ACTIVITY: If a line below contains the string "Agent", copy it out.

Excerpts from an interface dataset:
========================

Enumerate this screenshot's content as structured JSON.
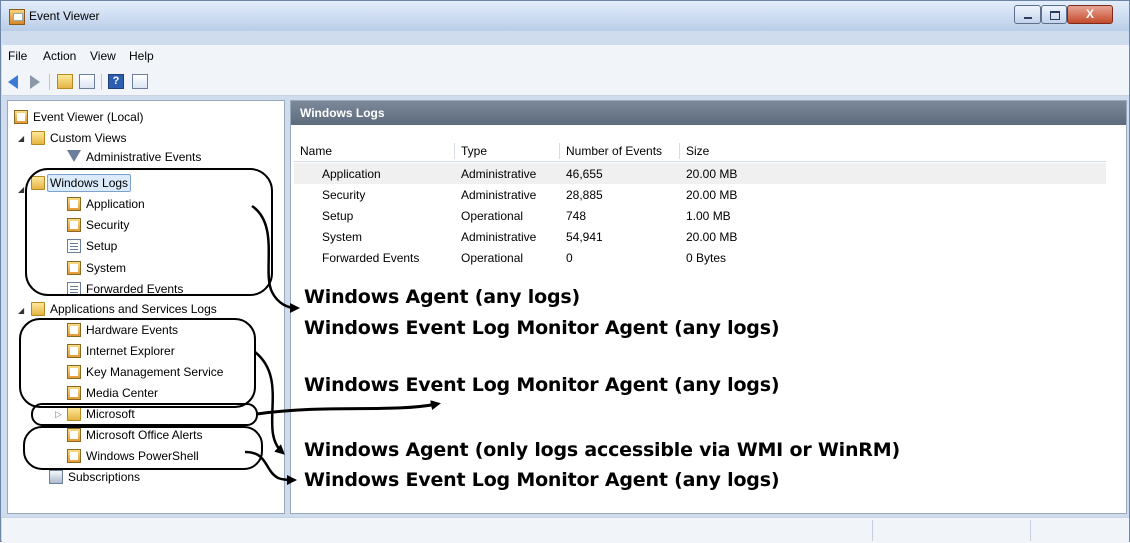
{
  "window": {
    "title": "Event Viewer"
  },
  "title_controls": {
    "close_glyph": "X"
  },
  "menu": [
    "File",
    "Action",
    "View",
    "Help"
  ],
  "toolbar": {
    "icons": [
      "back-arrow-icon",
      "forward-arrow-icon",
      "up-folder-icon",
      "show-hide-console-tree-icon",
      "help-icon",
      "show-hide-action-pane-icon"
    ],
    "help_glyph": "?"
  },
  "tree": {
    "root": "Event Viewer (Local)",
    "custom_views": "Custom Views",
    "administrative_events": "Administrative Events",
    "windows_logs": "Windows Logs",
    "windows_logs_children": [
      "Application",
      "Security",
      "Setup",
      "System",
      "Forwarded Events"
    ],
    "apps_services": "Applications and Services Logs",
    "apps_services_children": [
      "Hardware Events",
      "Internet Explorer",
      "Key Management Service",
      "Media Center",
      "Microsoft",
      "Microsoft Office Alerts",
      "Windows PowerShell"
    ],
    "subscriptions": "Subscriptions"
  },
  "content": {
    "header": "Windows Logs",
    "columns": [
      "Name",
      "Type",
      "Number of Events",
      "Size"
    ],
    "rows": [
      [
        "Application",
        "Administrative",
        "46,655",
        "20.00 MB"
      ],
      [
        "Security",
        "Administrative",
        "28,885",
        "20.00 MB"
      ],
      [
        "Setup",
        "Operational",
        "748",
        "1.00 MB"
      ],
      [
        "System",
        "Administrative",
        "54,941",
        "20.00 MB"
      ],
      [
        "Forwarded Events",
        "Operational",
        "0",
        "0 Bytes"
      ]
    ]
  },
  "annotations": [
    "Windows Agent (any logs)",
    "Windows Event Log Monitor Agent (any logs)",
    "Windows Event Log Monitor Agent (any logs)",
    "Windows Agent (only logs accessible via WMI or WinRM)",
    "Windows Event Log Monitor Agent (any logs)"
  ]
}
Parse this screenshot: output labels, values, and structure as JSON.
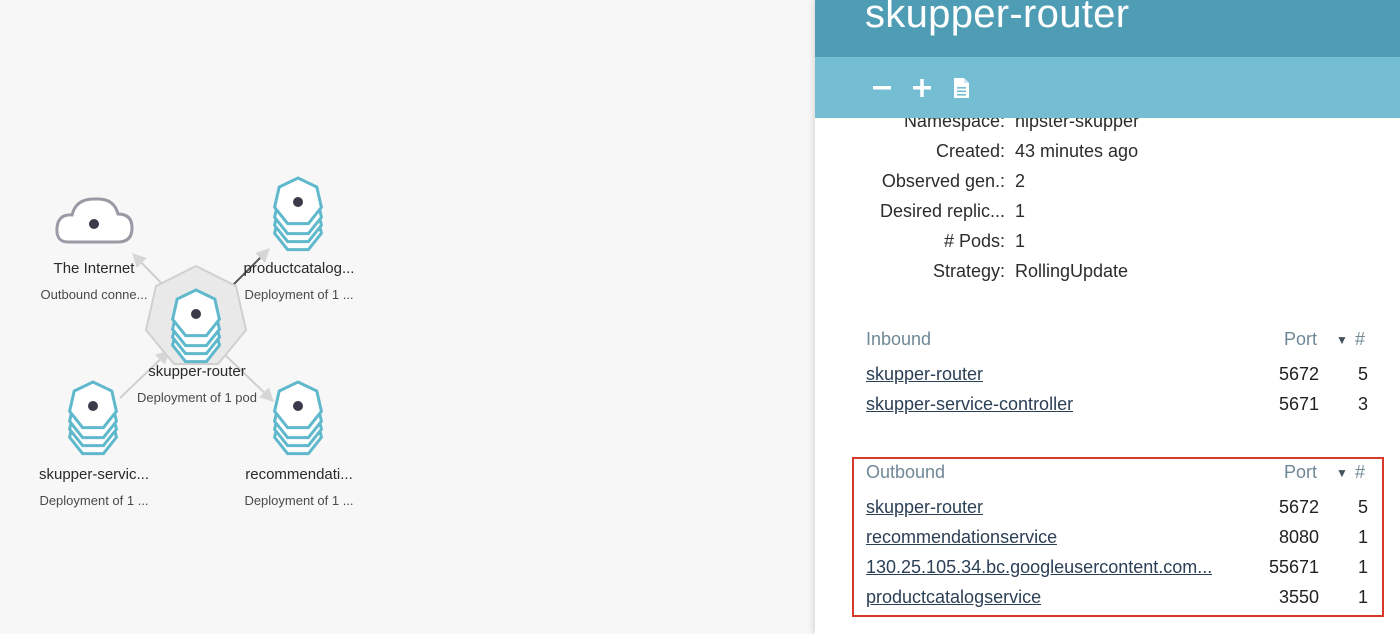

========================

ANSWER FOR THIS EXERCISE:
    "Windows Agent (any logs)",
    "Windows Event Log Monitor Agent (any logs)",
    "Windows Event Log Monitor Agent (any logs)",
    "Windows Agent (only logs accessible via WMI or WinRM)",
    "Windows Event Log Monitor Agent (any logs)"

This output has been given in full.